> _TASK REQUIREMENTS_
Whenever a line in the data contains "arrow", show that line.

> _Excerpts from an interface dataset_
☆ ☆ ☆ ☆ ☆

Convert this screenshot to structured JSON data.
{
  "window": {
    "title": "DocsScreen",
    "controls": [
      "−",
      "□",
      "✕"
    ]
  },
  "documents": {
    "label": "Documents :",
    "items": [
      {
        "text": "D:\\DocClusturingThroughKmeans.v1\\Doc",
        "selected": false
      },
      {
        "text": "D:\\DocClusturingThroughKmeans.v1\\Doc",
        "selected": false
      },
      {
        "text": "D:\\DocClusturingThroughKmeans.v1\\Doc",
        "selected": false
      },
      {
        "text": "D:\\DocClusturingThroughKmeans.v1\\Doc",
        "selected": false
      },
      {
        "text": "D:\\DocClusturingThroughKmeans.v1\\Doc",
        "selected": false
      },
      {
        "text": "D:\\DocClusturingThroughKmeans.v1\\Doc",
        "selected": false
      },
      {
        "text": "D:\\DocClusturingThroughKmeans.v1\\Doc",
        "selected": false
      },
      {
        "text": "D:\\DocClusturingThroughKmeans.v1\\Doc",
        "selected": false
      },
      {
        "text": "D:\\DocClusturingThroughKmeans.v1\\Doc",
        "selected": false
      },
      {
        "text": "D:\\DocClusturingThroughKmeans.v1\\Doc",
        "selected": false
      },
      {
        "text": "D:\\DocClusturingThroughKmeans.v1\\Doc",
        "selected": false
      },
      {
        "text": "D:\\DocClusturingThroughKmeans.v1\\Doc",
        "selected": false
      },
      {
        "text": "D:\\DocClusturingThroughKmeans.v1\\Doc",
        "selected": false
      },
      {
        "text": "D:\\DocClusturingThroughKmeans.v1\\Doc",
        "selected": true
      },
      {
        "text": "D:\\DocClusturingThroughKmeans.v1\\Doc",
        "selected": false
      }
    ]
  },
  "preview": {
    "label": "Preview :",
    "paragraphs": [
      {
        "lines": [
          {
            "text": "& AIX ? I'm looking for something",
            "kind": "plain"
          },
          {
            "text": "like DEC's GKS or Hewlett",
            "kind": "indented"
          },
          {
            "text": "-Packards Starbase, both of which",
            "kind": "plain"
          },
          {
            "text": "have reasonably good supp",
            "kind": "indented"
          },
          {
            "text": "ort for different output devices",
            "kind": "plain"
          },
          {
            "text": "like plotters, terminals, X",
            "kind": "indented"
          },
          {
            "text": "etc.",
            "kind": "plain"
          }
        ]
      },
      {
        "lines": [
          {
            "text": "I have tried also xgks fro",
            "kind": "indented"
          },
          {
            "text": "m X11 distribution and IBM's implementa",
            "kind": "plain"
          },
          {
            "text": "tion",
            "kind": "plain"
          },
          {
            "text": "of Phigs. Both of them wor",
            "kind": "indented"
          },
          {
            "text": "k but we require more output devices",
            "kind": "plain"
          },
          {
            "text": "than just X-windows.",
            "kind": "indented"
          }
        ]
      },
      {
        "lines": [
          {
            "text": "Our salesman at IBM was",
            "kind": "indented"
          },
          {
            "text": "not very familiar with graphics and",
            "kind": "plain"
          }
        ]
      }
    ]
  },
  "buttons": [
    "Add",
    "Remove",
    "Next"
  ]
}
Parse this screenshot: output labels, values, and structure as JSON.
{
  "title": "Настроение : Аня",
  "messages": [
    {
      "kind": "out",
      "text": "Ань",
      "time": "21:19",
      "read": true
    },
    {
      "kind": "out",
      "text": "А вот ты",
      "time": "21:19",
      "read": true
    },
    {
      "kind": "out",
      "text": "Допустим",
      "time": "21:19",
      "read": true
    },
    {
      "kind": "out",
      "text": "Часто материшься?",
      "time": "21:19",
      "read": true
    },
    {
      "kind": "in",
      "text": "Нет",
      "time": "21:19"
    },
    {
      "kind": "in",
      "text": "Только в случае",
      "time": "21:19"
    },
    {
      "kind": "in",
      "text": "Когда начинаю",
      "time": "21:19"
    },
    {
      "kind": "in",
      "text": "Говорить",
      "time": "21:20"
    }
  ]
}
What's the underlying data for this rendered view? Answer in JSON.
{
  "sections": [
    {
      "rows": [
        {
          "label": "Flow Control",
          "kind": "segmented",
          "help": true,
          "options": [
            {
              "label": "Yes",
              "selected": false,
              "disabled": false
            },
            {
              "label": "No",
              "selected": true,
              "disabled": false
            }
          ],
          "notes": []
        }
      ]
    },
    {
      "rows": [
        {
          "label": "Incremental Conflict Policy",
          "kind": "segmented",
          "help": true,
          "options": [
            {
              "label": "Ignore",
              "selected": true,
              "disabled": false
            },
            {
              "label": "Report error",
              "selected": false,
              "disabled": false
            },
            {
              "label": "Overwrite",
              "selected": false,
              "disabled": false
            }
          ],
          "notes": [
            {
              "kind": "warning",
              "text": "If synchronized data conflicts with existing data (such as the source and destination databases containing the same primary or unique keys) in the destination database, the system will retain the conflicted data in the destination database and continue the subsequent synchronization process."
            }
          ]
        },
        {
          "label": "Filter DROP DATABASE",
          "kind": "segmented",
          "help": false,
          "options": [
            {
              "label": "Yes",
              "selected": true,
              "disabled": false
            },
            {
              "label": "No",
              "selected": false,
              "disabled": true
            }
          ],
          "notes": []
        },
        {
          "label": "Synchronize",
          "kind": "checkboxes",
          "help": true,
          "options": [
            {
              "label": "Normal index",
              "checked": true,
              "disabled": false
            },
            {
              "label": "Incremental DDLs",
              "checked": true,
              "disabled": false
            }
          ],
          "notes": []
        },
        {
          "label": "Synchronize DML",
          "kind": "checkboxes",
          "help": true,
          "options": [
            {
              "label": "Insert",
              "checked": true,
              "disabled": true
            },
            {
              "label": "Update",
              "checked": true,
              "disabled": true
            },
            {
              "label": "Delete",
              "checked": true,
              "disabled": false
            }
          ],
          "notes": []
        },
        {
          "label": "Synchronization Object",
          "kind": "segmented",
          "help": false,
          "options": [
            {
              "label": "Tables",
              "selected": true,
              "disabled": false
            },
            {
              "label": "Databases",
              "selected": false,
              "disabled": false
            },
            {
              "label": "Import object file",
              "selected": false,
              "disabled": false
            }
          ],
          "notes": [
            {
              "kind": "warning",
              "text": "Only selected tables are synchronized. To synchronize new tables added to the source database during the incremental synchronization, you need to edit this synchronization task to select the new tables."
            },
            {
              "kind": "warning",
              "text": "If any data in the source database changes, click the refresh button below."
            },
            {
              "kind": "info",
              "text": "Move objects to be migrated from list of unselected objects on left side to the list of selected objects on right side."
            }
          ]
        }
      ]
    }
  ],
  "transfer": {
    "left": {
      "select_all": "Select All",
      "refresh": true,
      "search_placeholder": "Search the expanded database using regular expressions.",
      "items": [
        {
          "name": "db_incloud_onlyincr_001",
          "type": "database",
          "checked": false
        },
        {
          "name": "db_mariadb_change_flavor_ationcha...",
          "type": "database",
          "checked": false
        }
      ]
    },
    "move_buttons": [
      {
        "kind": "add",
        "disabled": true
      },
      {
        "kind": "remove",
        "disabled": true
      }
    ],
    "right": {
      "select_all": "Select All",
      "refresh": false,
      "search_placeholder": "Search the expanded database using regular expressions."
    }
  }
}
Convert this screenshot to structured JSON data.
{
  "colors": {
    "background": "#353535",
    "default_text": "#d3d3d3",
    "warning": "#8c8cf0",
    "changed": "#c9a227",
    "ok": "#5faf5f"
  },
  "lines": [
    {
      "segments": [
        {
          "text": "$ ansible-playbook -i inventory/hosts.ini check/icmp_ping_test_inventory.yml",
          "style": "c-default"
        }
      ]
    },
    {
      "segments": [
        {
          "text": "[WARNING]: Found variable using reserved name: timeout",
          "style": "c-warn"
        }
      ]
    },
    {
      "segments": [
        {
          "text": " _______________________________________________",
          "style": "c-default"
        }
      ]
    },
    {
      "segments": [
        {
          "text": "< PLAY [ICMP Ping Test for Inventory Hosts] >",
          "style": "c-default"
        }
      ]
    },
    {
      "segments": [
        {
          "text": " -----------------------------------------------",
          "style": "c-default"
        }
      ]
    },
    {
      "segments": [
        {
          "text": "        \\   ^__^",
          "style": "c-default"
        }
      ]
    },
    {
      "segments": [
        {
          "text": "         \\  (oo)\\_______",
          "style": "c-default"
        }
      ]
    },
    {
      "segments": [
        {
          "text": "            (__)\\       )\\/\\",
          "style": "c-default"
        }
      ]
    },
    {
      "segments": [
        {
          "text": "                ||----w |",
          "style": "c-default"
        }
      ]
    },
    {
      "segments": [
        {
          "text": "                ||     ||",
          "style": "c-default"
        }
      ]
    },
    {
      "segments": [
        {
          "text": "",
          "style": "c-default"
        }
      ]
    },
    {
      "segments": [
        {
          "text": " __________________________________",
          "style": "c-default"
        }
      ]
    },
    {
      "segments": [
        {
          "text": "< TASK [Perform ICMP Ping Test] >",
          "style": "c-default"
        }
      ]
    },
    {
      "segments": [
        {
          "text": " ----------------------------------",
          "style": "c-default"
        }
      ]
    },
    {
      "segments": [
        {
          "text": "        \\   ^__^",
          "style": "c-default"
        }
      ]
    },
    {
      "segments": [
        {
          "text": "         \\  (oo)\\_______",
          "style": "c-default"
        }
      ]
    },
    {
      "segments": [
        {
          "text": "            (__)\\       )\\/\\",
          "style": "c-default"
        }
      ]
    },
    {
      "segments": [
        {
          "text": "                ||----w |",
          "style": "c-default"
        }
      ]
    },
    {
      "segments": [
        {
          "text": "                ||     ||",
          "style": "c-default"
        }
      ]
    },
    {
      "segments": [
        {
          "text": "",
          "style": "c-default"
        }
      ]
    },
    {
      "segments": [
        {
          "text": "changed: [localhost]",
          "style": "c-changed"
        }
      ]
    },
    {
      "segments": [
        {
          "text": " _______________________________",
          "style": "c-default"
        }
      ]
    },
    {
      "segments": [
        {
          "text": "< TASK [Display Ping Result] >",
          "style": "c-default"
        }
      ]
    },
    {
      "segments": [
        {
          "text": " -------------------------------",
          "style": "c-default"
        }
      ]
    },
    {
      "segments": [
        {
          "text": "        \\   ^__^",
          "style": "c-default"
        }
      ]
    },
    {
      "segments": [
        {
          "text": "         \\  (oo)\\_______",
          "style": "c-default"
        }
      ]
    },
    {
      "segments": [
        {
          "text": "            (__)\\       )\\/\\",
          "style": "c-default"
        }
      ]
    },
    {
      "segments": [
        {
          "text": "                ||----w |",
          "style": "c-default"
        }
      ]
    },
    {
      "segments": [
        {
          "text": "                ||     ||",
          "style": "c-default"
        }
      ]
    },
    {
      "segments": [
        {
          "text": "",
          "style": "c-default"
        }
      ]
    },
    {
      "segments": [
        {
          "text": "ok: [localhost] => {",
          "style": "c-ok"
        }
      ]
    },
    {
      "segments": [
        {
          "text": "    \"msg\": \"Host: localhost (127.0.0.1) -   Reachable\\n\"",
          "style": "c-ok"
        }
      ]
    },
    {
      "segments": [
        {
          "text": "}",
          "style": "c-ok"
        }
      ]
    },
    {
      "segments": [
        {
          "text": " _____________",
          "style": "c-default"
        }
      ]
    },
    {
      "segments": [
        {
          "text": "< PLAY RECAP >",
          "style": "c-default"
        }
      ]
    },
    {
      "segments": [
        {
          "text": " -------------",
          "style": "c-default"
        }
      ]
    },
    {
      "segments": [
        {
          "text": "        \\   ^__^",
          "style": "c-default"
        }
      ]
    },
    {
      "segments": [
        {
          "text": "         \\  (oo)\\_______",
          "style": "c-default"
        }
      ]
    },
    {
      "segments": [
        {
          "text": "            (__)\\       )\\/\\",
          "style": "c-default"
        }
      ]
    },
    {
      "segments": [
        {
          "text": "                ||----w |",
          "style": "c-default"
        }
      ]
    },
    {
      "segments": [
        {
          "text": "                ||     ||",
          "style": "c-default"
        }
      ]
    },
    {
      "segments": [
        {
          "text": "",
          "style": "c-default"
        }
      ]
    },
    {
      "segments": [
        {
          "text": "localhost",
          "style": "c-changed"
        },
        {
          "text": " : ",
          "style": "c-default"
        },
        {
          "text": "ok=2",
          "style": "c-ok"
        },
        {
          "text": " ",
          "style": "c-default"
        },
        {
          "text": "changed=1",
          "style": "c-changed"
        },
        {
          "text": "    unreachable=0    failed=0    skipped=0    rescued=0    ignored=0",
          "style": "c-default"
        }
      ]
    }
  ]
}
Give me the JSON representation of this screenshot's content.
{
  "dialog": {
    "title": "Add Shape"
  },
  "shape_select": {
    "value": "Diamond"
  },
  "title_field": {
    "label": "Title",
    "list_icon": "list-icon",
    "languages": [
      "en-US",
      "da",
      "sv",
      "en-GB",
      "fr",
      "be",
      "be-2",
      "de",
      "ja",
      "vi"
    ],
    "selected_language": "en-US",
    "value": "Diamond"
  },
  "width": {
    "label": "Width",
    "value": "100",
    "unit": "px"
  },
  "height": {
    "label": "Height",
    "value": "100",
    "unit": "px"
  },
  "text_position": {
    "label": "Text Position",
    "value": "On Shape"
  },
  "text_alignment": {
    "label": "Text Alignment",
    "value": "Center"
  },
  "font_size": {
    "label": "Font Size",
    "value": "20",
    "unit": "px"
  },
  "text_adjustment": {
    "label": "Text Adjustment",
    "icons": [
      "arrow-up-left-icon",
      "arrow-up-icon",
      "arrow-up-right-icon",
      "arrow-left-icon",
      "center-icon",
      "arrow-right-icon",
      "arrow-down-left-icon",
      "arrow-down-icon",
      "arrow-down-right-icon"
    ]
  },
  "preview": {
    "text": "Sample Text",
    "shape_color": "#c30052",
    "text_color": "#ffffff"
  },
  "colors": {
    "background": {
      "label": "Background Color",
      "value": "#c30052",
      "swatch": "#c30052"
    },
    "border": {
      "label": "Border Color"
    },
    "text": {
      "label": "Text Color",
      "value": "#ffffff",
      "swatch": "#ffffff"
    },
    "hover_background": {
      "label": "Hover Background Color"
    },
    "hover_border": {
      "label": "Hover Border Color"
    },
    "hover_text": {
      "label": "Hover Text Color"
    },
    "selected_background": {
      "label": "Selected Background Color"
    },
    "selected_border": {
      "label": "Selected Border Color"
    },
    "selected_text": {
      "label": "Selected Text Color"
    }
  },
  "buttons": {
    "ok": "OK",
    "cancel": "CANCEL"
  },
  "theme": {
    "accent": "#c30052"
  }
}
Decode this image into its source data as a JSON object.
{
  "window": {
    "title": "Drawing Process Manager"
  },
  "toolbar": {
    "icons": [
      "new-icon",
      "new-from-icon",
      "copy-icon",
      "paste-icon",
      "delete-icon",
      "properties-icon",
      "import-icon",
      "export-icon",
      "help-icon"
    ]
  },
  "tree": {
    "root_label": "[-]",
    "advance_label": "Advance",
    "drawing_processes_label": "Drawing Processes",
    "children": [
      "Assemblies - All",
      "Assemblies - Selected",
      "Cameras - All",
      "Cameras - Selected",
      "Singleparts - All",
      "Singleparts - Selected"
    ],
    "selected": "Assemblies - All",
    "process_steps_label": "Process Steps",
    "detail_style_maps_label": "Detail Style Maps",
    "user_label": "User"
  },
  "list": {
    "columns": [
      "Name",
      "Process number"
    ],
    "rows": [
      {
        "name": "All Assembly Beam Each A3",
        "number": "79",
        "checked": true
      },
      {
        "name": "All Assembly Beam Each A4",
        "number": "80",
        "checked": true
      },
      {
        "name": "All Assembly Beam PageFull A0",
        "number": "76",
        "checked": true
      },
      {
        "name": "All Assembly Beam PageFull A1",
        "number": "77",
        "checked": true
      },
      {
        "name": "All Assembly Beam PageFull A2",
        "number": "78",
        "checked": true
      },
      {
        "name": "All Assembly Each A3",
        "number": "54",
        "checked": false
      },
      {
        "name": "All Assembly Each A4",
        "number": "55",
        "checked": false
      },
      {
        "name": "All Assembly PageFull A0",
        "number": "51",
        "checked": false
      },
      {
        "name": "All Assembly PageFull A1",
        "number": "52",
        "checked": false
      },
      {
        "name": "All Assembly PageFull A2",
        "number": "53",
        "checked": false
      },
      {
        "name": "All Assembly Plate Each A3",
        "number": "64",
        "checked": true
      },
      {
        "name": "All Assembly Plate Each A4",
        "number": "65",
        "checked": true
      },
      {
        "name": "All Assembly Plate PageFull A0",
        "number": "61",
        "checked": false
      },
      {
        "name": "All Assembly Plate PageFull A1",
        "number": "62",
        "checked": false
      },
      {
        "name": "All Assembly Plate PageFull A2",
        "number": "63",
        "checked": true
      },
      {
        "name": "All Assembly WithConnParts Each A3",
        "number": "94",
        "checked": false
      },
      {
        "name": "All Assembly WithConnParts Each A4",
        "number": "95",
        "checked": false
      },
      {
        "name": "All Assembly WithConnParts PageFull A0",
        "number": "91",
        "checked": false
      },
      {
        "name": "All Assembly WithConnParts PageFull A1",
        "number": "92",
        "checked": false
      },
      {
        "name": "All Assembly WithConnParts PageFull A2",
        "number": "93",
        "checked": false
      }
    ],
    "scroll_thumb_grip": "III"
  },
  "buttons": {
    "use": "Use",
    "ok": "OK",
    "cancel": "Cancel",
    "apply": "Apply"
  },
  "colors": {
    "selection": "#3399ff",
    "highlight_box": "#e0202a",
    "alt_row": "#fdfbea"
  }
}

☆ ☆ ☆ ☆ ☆

> _RESPONSE AREA_
      "arrow-up-left-icon",
      "arrow-up-icon",
      "arrow-up-right-icon",
      "arrow-left-icon",
      "arrow-right-icon",
      "arrow-down-left-icon",
      "arrow-down-icon",
      "arrow-down-right-icon"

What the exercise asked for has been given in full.